the-anti-social-mediaSeeing how many companies were approaching social media today, author and marketing strategist, Brian Solis, shared on Twitter this morning a Time article by Graeme McMillan (@Graemem) entitled ‘Are Companies Being Anti-Social with Twitter and Facebook?’

The problem with most corporate social media strategies, according to [Solis], is that they’re just not social enough, they’re actually anti-social, and that that will lead to “social blindness” and a downturn in overall brand loyalty if left unchecked.

Social blindness resulting in a downturn in brand loyalty. I couldn’t help but think of law firms and the strategies being deployed by many law firms. Look at some of the points Solis made in his conversation with McMillan.

  • Corporate social media efforts are “so anti-social that saying [the words] social [and] media together is like saying military intelligence,” and “are actually about to force people to start unfollowing and unliking [companies] en masse.”
  • Most social marketing relies upon the old-media idea of one-way communication, which only distances the companies from their target audiences.

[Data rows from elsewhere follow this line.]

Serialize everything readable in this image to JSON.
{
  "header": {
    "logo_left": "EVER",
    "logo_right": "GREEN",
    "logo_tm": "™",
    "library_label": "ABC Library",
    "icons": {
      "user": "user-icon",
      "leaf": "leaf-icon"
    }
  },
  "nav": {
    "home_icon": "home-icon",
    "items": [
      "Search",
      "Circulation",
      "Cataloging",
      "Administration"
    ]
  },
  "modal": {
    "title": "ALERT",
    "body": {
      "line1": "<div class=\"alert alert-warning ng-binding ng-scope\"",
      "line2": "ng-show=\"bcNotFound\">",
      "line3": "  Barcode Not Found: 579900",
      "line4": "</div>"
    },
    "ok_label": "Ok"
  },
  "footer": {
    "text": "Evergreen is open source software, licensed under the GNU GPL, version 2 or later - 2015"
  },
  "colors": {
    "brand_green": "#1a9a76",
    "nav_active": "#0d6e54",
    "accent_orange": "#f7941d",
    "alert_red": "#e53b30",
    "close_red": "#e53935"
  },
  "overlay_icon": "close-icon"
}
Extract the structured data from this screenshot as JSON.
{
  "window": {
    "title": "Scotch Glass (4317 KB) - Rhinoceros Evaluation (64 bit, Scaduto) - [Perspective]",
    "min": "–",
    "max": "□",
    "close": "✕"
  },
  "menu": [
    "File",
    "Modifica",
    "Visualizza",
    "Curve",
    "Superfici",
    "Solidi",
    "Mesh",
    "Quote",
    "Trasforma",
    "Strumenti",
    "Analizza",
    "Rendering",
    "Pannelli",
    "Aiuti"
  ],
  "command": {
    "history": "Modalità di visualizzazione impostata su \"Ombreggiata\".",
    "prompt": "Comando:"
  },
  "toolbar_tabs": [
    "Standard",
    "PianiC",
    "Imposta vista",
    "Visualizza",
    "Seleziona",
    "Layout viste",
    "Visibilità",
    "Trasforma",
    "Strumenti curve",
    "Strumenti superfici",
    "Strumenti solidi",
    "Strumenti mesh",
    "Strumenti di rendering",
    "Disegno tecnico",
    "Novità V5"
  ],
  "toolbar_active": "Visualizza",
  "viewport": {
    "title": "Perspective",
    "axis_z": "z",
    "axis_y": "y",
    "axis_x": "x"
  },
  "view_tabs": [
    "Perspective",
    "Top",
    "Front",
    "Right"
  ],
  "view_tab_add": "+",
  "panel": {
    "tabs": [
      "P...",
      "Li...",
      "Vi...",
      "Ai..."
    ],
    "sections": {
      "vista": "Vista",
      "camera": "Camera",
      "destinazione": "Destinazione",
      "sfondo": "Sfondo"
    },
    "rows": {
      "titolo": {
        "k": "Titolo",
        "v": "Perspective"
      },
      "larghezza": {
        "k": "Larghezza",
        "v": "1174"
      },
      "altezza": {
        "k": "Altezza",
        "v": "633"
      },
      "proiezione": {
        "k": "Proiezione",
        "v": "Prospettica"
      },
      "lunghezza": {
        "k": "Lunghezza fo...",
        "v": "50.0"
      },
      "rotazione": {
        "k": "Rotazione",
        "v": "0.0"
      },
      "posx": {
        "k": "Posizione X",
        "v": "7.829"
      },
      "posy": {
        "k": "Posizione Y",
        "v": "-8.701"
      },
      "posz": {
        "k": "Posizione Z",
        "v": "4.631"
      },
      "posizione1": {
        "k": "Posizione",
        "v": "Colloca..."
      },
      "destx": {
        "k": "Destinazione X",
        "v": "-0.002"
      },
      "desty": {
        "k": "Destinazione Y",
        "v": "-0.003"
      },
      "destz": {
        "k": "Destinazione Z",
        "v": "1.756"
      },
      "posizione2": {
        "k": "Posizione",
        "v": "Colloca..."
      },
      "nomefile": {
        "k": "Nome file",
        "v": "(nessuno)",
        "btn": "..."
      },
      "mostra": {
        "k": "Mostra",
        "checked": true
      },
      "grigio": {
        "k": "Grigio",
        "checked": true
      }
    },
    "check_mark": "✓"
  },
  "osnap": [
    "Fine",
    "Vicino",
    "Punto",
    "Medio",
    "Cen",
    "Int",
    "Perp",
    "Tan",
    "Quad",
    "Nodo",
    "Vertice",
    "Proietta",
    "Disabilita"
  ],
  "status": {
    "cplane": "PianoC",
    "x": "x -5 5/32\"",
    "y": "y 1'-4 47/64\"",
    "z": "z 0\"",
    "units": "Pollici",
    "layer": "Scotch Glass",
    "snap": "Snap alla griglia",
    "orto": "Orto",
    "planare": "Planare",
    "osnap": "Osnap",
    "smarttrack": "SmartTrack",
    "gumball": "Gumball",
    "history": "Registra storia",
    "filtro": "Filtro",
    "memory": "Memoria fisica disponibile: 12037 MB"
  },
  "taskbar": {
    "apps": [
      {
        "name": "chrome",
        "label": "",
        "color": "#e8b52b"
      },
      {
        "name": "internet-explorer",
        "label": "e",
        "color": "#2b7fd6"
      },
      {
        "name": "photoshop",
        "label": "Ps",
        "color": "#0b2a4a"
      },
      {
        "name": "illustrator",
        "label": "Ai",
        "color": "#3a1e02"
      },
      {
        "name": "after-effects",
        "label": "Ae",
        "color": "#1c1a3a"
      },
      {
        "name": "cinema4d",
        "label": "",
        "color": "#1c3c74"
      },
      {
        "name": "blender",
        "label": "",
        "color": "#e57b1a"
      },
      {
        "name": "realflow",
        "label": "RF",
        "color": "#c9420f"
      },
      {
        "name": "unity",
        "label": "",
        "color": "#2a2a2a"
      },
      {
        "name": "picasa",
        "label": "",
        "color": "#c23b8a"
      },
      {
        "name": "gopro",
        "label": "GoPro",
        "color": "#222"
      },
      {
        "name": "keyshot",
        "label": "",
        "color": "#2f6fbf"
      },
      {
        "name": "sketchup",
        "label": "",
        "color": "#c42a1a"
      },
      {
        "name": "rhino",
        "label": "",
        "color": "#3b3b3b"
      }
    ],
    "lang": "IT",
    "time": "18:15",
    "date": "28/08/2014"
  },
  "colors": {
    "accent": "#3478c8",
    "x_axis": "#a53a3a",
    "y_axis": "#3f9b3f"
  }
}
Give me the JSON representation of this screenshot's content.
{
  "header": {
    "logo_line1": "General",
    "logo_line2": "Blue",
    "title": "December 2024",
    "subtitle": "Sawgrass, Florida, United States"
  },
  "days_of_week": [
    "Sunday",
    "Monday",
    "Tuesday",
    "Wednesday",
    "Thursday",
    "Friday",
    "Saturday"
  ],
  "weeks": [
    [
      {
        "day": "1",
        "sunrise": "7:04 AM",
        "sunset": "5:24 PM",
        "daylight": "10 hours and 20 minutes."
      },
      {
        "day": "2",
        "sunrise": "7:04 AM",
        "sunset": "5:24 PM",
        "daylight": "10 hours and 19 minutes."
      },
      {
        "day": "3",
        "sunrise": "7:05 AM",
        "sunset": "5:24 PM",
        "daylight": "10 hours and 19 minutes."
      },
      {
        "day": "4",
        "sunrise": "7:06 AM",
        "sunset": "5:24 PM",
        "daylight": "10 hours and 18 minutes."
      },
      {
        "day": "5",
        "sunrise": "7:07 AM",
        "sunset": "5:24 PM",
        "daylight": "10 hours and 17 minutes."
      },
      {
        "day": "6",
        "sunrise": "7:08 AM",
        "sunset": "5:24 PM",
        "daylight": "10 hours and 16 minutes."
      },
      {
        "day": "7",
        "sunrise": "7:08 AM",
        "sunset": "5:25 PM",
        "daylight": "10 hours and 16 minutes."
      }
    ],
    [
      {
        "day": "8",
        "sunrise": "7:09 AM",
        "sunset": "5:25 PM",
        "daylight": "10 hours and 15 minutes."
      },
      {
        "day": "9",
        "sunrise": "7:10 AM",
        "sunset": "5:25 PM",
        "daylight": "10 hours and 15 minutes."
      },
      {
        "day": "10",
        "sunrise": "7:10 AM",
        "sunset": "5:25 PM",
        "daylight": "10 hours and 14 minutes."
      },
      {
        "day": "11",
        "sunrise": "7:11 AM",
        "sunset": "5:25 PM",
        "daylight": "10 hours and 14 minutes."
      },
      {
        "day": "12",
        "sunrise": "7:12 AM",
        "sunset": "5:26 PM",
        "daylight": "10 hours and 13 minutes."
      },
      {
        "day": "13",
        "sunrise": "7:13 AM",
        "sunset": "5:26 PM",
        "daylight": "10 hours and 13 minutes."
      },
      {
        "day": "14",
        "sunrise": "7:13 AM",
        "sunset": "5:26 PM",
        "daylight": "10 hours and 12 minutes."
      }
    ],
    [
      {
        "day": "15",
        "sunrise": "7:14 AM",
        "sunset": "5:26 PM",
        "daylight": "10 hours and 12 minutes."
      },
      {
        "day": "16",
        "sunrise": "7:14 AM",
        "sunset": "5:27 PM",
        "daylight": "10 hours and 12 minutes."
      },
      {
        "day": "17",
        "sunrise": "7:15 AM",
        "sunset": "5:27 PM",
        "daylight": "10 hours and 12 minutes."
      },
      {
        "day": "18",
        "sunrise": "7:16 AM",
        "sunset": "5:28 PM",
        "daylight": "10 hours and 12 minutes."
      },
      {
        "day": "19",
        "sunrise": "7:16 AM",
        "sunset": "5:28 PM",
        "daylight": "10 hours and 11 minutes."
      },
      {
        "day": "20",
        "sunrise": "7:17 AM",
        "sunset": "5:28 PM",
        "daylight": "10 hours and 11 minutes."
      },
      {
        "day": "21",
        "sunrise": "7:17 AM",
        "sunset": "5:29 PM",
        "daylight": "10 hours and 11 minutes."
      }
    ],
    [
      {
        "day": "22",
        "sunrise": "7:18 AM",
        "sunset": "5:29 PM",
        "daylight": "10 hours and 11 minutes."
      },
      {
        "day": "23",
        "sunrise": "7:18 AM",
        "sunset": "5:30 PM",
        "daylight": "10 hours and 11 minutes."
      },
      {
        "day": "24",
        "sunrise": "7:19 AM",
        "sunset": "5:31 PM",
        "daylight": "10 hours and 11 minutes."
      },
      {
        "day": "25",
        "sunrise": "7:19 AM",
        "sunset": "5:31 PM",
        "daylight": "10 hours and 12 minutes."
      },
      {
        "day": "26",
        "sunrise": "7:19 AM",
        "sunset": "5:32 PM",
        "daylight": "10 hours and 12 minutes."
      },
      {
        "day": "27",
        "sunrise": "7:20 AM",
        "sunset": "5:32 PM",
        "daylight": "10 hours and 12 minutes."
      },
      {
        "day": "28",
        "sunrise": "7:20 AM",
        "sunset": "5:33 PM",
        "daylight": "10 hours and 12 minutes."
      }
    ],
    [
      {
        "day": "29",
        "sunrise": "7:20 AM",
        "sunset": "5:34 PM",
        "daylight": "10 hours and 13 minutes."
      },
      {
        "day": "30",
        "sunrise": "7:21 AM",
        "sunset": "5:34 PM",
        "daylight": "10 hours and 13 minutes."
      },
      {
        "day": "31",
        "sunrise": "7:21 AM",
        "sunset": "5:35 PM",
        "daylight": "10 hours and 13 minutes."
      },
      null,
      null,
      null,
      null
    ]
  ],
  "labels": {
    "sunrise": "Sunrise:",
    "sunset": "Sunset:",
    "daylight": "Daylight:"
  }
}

Law firms using social media (blogs, Twitter, Facebook, LinkedIn) as the distribution arm of a content strategy are only shooting themselves in the foot. The smarter companies are with their use of social media, the greater their revenue growth. This from an NYU study cited by Scott Galloway (@profgalloway), a marketing professor at New York University’s Stern School of Business, who also spoke with McMillan. The problem, says Galloway, is getting companies to change how they use social media.

Maybe we’ll have to wait until bad online word of mouth translates into falling sales for companies to step up their social schemes.

The problem for many law firms is that they tend to be lemmings. Once they hear about a marketing approach being deployed by a number of law firms, they all follow. Many of the law firms leading the way on social media use it as a broadcast mechanism. That’s also the approach being taught to many legal marketing professionals. Add to this that social media at law firms is being driven by marketing professionals traditionally skilled in one-way communication and branding, not lawyers who know they get their best work by virtue of relationships and a strong word pof mouth reputation. Law firms will learn eventually learn how to use the Internet for business development. For many though it’s going to come at the cost of significant lost revenue.